Data extracted from a collection
= = = = = = =
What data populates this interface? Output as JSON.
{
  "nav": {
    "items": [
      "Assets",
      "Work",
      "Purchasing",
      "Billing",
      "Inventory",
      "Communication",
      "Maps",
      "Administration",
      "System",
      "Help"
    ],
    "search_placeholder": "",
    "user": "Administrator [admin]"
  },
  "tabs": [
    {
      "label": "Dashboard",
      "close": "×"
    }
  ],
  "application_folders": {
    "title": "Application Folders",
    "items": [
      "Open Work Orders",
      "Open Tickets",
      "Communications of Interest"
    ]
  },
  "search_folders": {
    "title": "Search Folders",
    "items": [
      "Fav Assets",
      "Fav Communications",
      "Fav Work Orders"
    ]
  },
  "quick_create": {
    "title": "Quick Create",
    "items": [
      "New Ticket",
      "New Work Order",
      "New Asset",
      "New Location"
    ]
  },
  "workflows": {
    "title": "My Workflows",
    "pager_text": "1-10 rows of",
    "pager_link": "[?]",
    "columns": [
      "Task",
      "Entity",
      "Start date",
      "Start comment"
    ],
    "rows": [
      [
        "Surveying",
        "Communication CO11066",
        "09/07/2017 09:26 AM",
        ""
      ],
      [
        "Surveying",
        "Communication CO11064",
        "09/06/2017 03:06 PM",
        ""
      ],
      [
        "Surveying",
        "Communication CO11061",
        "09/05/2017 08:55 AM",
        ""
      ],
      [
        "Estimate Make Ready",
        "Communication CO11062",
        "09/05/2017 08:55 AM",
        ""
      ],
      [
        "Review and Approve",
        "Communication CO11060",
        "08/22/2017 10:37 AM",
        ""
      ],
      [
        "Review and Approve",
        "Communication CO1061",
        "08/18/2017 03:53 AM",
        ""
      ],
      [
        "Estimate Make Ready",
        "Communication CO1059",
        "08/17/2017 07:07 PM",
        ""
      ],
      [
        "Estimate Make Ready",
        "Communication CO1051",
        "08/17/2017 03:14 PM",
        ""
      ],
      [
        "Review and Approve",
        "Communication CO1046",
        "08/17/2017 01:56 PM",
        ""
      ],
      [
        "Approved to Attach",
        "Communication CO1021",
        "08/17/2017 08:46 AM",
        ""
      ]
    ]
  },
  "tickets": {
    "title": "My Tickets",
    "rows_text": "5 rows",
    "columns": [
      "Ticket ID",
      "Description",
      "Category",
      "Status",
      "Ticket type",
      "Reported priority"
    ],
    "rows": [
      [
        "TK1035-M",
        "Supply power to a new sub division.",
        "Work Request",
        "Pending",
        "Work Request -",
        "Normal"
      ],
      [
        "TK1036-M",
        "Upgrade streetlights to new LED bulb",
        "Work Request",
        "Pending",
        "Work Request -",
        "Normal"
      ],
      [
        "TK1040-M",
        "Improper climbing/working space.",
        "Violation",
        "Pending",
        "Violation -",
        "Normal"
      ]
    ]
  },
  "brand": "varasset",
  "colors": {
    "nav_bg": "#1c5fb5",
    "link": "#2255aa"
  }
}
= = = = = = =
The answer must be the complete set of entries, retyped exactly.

What data populates this interface? Output as JSON.
{
  "nav": {
    "items": [
      "Assets",
      "Work",
      "Purchasing",
      "Billing",
      "Inventory",
      "Communication",
      "Maps",
      "Administration",
      "System",
      "Help"
    ],
    "search_placeholder": "",
    "user": "Administrator [admin]"
  },
  "tabs": [
    {
      "label": "Dashboard",
      "close": "×"
    }
  ],
  "application_folders": {
    "title": "Application Folders",
    "items": [
      "Open Work Orders",
      "Open Tickets",
      "Communications of Interest"
    ]
  },
  "search_folders": {
    "title": "Search Folders",
    "items": [
      "Fav Assets",
      "Fav Communications",
      "Fav Work Orders"
    ]
  },
  "quick_create": {
    "title": "Quick Create",
    "items": [
      "New Ticket",
      "New Work Order",
      "New Asset",
      "New Location"
    ]
  },
  "workflows": {
    "title": "My Workflows",
    "pager_text": "1-10 rows of",
    "pager_link": "[?]",
    "columns": [
      "Task",
      "Entity",
      "Start date",
      "Start comment"
    ],
    "rows": [
      [
        "Surveying",
        "Communication CO11066",
        "09/07/2017 09:26 AM",
        ""
      ],
      [
        "Surveying",
        "Communication CO11064",
        "09/06/2017 03:06 PM",
        ""
      ],
      [
        "Surveying",
        "Communication CO11061",
        "09/05/2017 08:55 AM",
        ""
      ],
      [
        "Estimate Make Ready",
        "Communication CO11062",
        "09/05/2017 08:55 AM",
        ""
      ],
      [
        "Review and Approve",
        "Communication CO11060",
        "08/22/2017 10:37 AM",
        ""
      ],
      [
        "Review and Approve",
        "Communication CO1061",
        "08/18/2017 03:53 AM",
        ""
      ],
      [
        "Estimate Make Ready",
        "Communication CO1059",
        "08/17/2017 07:07 PM",
        ""
      ],
      [
        "Estimate Make Ready",
        "Communication CO1051",
        "08/17/2017 03:14 PM",
        ""
      ],
      [
        "Review and Approve",
        "Communication CO1046",
        "08/17/2017 01:56 PM",
        ""
      ],
      [
        "Approved to Attach",
        "Communication CO1021",
        "08/17/2017 08:46 AM",
        ""
      ]
    ]
  },
  "tickets": {
    "title": "My Tickets",
    "rows_text": "5 rows",
    "columns": [
      "Ticket ID",
      "Description",
      "Category",
      "Status",
      "Ticket type",
      "Reported priority"
    ],
    "rows": [
      [
        "TK1035-M",
        "Supply power to a new sub division.",
        "Work Request",
        "Pending",
        "Work Request -",
        "Normal"
      ],
      [
        "TK1036-M",
        "Upgrade streetlights to new LED bulb",
        "Work Request",
        "Pending",
        "Work Request -",
        "Normal"
      ],
      [
        "TK1040-M",
        "Improper climbing/working space.",
        "Violation",
        "Pending",
        "Violation -",
        "Normal"
      ]
    ]
  },
  "brand": "varasset",
  "colors": {
    "nav_bg": "#1c5fb5",
    "link": "#2255aa"
  }
}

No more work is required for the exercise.